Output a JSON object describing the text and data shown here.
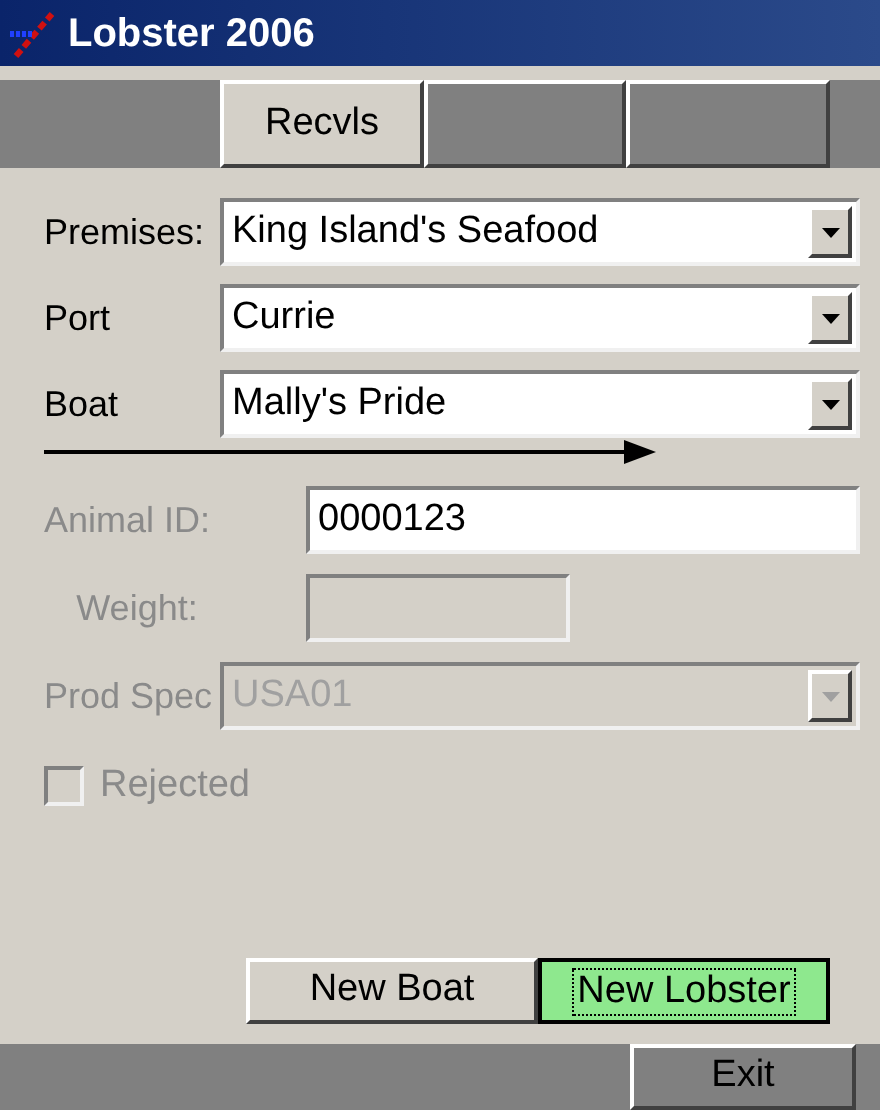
{
  "window": {
    "title": "Lobster 2006"
  },
  "tabs": [
    {
      "label": "Recvls",
      "selected": true
    }
  ],
  "fields": [
    {
      "label": "Premises:",
      "kind": "select",
      "value": "King Island's Seafood",
      "disabled": false,
      "label_disabled": false
    },
    {
      "label": "Port",
      "kind": "select",
      "value": "Currie",
      "disabled": false,
      "label_disabled": false
    },
    {
      "label": "Boat",
      "kind": "select",
      "value": "Mally's Pride",
      "disabled": false,
      "label_disabled": false
    },
    {
      "label": "Animal ID:",
      "kind": "text",
      "value": "0000123",
      "disabled": false,
      "label_disabled": true
    },
    {
      "label": "Weight:",
      "kind": "short",
      "disabled": true,
      "label_disabled": true
    },
    {
      "label": "Prod Spec",
      "kind": "select",
      "value": "USA01",
      "disabled": true,
      "label_disabled": true
    }
  ],
  "rejected": {
    "label": "Rejected",
    "checked": false,
    "disabled": true
  },
  "buttons": [
    {
      "label": "New Boat",
      "default": false
    },
    {
      "label": "New Lobster",
      "default": true
    }
  ],
  "exit": {
    "label": "Exit"
  }
}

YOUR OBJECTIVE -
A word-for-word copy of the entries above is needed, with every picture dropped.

ANSWER BELOW -
Output a JSON object describing the text and data shown here.
{
  "window": {
    "title": "Lobster 2006"
  },
  "tabs": [
    {
      "label": "Recvls",
      "selected": true
    }
  ],
  "fields": [
    {
      "label": "Premises:",
      "kind": "select",
      "value": "King Island's Seafood",
      "disabled": false,
      "label_disabled": false
    },
    {
      "label": "Port",
      "kind": "select",
      "value": "Currie",
      "disabled": false,
      "label_disabled": false
    },
    {
      "label": "Boat",
      "kind": "select",
      "value": "Mally's Pride",
      "disabled": false,
      "label_disabled": false
    },
    {
      "label": "Animal ID:",
      "kind": "text",
      "value": "0000123",
      "disabled": false,
      "label_disabled": true
    },
    {
      "label": "Weight:",
      "kind": "short",
      "disabled": true,
      "label_disabled": true
    },
    {
      "label": "Prod Spec",
      "kind": "select",
      "value": "USA01",
      "disabled": true,
      "label_disabled": true
    }
  ],
  "rejected": {
    "label": "Rejected",
    "checked": false,
    "disabled": true
  },
  "buttons": [
    {
      "label": "New Boat",
      "default": false
    },
    {
      "label": "New Lobster",
      "default": true
    }
  ],
  "exit": {
    "label": "Exit"
  }
}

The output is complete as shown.